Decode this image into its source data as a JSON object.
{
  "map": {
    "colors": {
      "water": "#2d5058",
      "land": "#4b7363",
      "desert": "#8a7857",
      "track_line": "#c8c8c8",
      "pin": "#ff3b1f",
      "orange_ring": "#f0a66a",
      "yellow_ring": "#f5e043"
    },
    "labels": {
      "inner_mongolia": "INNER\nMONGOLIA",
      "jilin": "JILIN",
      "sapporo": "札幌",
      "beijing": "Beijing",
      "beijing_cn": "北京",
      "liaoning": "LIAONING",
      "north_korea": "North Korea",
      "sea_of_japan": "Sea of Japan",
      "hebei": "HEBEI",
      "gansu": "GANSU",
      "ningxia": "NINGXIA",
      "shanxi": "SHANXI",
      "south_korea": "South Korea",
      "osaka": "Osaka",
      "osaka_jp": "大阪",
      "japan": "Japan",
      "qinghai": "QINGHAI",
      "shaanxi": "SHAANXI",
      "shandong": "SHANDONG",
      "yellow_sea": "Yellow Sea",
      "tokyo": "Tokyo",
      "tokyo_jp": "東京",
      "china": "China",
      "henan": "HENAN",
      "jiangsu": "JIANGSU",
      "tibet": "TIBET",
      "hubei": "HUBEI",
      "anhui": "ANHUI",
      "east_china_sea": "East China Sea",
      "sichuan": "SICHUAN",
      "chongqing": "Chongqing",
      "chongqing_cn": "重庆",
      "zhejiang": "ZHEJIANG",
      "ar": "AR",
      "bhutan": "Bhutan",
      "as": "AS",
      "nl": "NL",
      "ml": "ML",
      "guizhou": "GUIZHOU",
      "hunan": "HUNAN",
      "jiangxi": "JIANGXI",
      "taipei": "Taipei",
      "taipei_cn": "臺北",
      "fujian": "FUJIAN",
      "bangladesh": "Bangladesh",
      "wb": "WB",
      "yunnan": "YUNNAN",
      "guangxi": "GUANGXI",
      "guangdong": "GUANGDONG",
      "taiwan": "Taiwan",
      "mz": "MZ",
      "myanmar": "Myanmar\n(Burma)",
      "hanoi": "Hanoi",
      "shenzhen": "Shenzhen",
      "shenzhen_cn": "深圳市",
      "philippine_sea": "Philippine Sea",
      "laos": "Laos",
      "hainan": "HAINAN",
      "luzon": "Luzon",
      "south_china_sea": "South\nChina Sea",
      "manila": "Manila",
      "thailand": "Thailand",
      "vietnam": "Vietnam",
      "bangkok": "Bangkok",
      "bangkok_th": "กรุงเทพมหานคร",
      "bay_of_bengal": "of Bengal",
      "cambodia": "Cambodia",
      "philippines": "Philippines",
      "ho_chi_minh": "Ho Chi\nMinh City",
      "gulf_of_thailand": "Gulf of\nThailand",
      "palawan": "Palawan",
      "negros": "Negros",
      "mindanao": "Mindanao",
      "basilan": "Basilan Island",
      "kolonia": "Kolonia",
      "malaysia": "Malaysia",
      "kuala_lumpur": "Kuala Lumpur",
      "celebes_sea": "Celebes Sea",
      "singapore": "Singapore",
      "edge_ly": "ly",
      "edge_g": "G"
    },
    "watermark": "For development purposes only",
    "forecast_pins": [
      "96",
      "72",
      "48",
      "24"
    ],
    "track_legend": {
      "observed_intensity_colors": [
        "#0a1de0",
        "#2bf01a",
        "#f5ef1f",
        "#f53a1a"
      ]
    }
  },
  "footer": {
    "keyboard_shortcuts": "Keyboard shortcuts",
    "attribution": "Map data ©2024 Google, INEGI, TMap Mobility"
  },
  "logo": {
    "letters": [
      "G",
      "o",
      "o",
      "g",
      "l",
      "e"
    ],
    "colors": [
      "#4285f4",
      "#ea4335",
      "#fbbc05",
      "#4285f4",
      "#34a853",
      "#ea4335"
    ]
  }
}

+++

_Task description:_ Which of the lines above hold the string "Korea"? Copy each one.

_Completed task:_
      "north_korea": "North Korea",
      "south_korea": "South Korea",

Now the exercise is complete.